[Excerpts from an interface dataset]
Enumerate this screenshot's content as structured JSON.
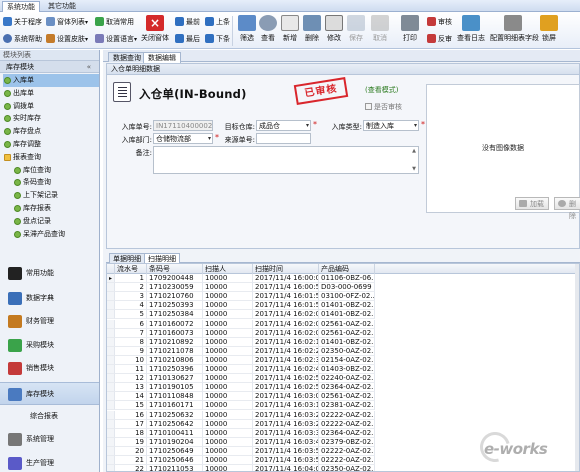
{
  "top_tabs": [
    "系统功能",
    "其它功能"
  ],
  "ribbon": {
    "small": [
      {
        "label": "关于程序",
        "icon": "info-icon"
      },
      {
        "label": "窗体列表",
        "icon": "window-list-icon"
      },
      {
        "label": "取消常用",
        "icon": "flag-icon"
      },
      {
        "label": "系统帮助",
        "icon": "help-icon"
      },
      {
        "label": "设置皮肤",
        "icon": "skin-icon"
      },
      {
        "label": "设置语言",
        "icon": "language-icon"
      }
    ],
    "close_window": "关闭窗体",
    "nav": [
      {
        "label": "最前",
        "icon": "first-icon"
      },
      {
        "label": "上条",
        "icon": "prev-icon"
      },
      {
        "label": "最后",
        "icon": "last-icon"
      },
      {
        "label": "下条",
        "icon": "next-icon"
      }
    ],
    "big": [
      {
        "label": "筛选",
        "icon": "filter-icon",
        "disabled": false
      },
      {
        "label": "查看",
        "icon": "view-icon",
        "disabled": false
      },
      {
        "label": "新增",
        "icon": "new-icon",
        "disabled": false
      },
      {
        "label": "删除",
        "icon": "delete-icon",
        "disabled": false
      },
      {
        "label": "修改",
        "icon": "edit-icon",
        "disabled": false
      },
      {
        "label": "保存",
        "icon": "save-icon",
        "disabled": true
      },
      {
        "label": "取消",
        "icon": "undo-icon",
        "disabled": true
      },
      {
        "label": "打印",
        "icon": "print-icon",
        "disabled": false
      }
    ],
    "approve": "审核",
    "unapprove": "反审",
    "audit_log": "查看日志",
    "config_detail": "配置明细表字段",
    "lock": "锁屏"
  },
  "sidebar": {
    "title": "模块列表",
    "group": "库存模块",
    "collapse": "«",
    "tree": [
      {
        "label": "入库单",
        "level": 0,
        "kind": "leaf",
        "selected": true
      },
      {
        "label": "出库单",
        "level": 0,
        "kind": "leaf",
        "selected": false
      },
      {
        "label": "调拨单",
        "level": 0,
        "kind": "leaf",
        "selected": false
      },
      {
        "label": "实时库存",
        "level": 0,
        "kind": "leaf",
        "selected": false
      },
      {
        "label": "库存盘点",
        "level": 0,
        "kind": "leaf",
        "selected": false
      },
      {
        "label": "库存调整",
        "level": 0,
        "kind": "leaf",
        "selected": false
      },
      {
        "label": "报表查询",
        "level": 0,
        "kind": "folder",
        "selected": false
      },
      {
        "label": "库位查询",
        "level": 1,
        "kind": "leaf",
        "selected": false
      },
      {
        "label": "条码查询",
        "level": 1,
        "kind": "leaf",
        "selected": false
      },
      {
        "label": "上下架记录",
        "level": 1,
        "kind": "leaf",
        "selected": false
      },
      {
        "label": "库存报表",
        "level": 1,
        "kind": "leaf",
        "selected": false
      },
      {
        "label": "盘点记录",
        "level": 1,
        "kind": "leaf",
        "selected": false
      },
      {
        "label": "呆滞产品查询",
        "level": 1,
        "kind": "leaf",
        "selected": false
      }
    ],
    "nav": [
      {
        "label": "常用功能",
        "icon": "cursor-icon"
      },
      {
        "label": "数据字典",
        "icon": "dictionary-icon"
      },
      {
        "label": "财务管理",
        "icon": "finance-icon"
      },
      {
        "label": "采购模块",
        "icon": "cart-icon"
      },
      {
        "label": "销售模块",
        "icon": "sales-icon"
      },
      {
        "label": "库存模块",
        "icon": "warehouse-icon",
        "active": true
      },
      {
        "label": "综合报表",
        "icon": "",
        "plain": true
      },
      {
        "label": "系统管理",
        "icon": "tools-icon"
      },
      {
        "label": "生产管理",
        "icon": "production-icon"
      }
    ]
  },
  "doc_tabs": [
    {
      "label": "数据查询",
      "active": false
    },
    {
      "label": "数据编辑",
      "active": true
    }
  ],
  "form": {
    "panel_title": "入仓单明细数据",
    "title": "入仓单(IN-Bound)",
    "stamp": "已审核",
    "mode": "(查看模式)",
    "approved_checkbox": "是否审核",
    "image_placeholder": "没有图像数据",
    "load_button": "加载",
    "delete_button": "删除",
    "fields": {
      "doc_no": {
        "label": "入库单号:",
        "value": "IN17110400002"
      },
      "target_wh": {
        "label": "目标仓库:",
        "value": "成品仓"
      },
      "in_type": {
        "label": "入库类型:",
        "value": "制造入库"
      },
      "dept": {
        "label": "入库部门:",
        "value": "仓储物流部"
      },
      "source_no": {
        "label": "来源单号:",
        "value": ""
      },
      "remark": {
        "label": "备注:",
        "value": ""
      }
    }
  },
  "detail": {
    "tabs": [
      {
        "label": "单据明细",
        "active": false
      },
      {
        "label": "扫描明细",
        "active": true
      }
    ],
    "columns": [
      "流水号",
      "条码号",
      "扫描人",
      "扫描时间",
      "产品编码"
    ],
    "rows": [
      [
        "1",
        "1709200448",
        "10000",
        "2017/11/4 16:00:03",
        "01106-0BZ-06..."
      ],
      [
        "2",
        "1710230059",
        "10000",
        "2017/11/4 16:00:51",
        "D03-000-0699"
      ],
      [
        "3",
        "1710210760",
        "10000",
        "2017/11/4 16:01:51",
        "03100-0FZ-02..."
      ],
      [
        "4",
        "1710250393",
        "10000",
        "2017/11/4 16:01:58",
        "01401-0BZ-02..."
      ],
      [
        "5",
        "1710250384",
        "10000",
        "2017/11/4 16:02:03",
        "01401-0BZ-02..."
      ],
      [
        "6",
        "1710160072",
        "10000",
        "2017/11/4 16:02:09",
        "02561-0AZ-02..."
      ],
      [
        "7",
        "1710160073",
        "10000",
        "2017/11/4 16:02:09",
        "02561-0AZ-02..."
      ],
      [
        "8",
        "1710210892",
        "10000",
        "2017/11/4 16:02:15",
        "01401-0BZ-02..."
      ],
      [
        "9",
        "1710211078",
        "10000",
        "2017/11/4 16:02:25",
        "02350-0AZ-02..."
      ],
      [
        "10",
        "1710210806",
        "10000",
        "2017/11/4 16:02:31",
        "02154-0AZ-02..."
      ],
      [
        "11",
        "1710250396",
        "10000",
        "2017/11/4 16:02:42",
        "01403-0BZ-02..."
      ],
      [
        "12",
        "1710130627",
        "10000",
        "2017/11/4 16:02:51",
        "02240-0AZ-02..."
      ],
      [
        "13",
        "1710190105",
        "10000",
        "2017/11/4 16:02:57",
        "02364-0AZ-02..."
      ],
      [
        "14",
        "1710110848",
        "10000",
        "2017/11/4 16:03:06",
        "02561-0AZ-02..."
      ],
      [
        "15",
        "1710160171",
        "10000",
        "2017/11/4 16:03:14",
        "02381-0AZ-02..."
      ],
      [
        "16",
        "1710250632",
        "10000",
        "2017/11/4 16:03:24",
        "02222-0AZ-02..."
      ],
      [
        "17",
        "1710250642",
        "10000",
        "2017/11/4 16:03:24",
        "02222-0AZ-02..."
      ],
      [
        "18",
        "1710100411",
        "10000",
        "2017/11/4 16:03:36",
        "02364-0AZ-02..."
      ],
      [
        "19",
        "1710190204",
        "10000",
        "2017/11/4 16:03:48",
        "02379-0BZ-02..."
      ],
      [
        "20",
        "1710250649",
        "10000",
        "2017/11/4 16:03:51",
        "02222-0AZ-02..."
      ],
      [
        "21",
        "1710250646",
        "10000",
        "2017/11/4 16:03:58",
        "02222-0AZ-02..."
      ],
      [
        "22",
        "1710211053",
        "10000",
        "2017/11/4 16:04:06",
        "02350-0AZ-02..."
      ]
    ]
  },
  "watermark": "e-works",
  "colors": {
    "stamp": "#d9262c",
    "mode_text": "#2a7a1e",
    "selected": "#9cc3ea",
    "required": "#d01818"
  }
}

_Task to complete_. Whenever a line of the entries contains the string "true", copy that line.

_Result of this exercise_.
        "disabled": true
        "disabled": true
        "selected": true
        "active": true
        "plain": true
      "active": true
        "active": true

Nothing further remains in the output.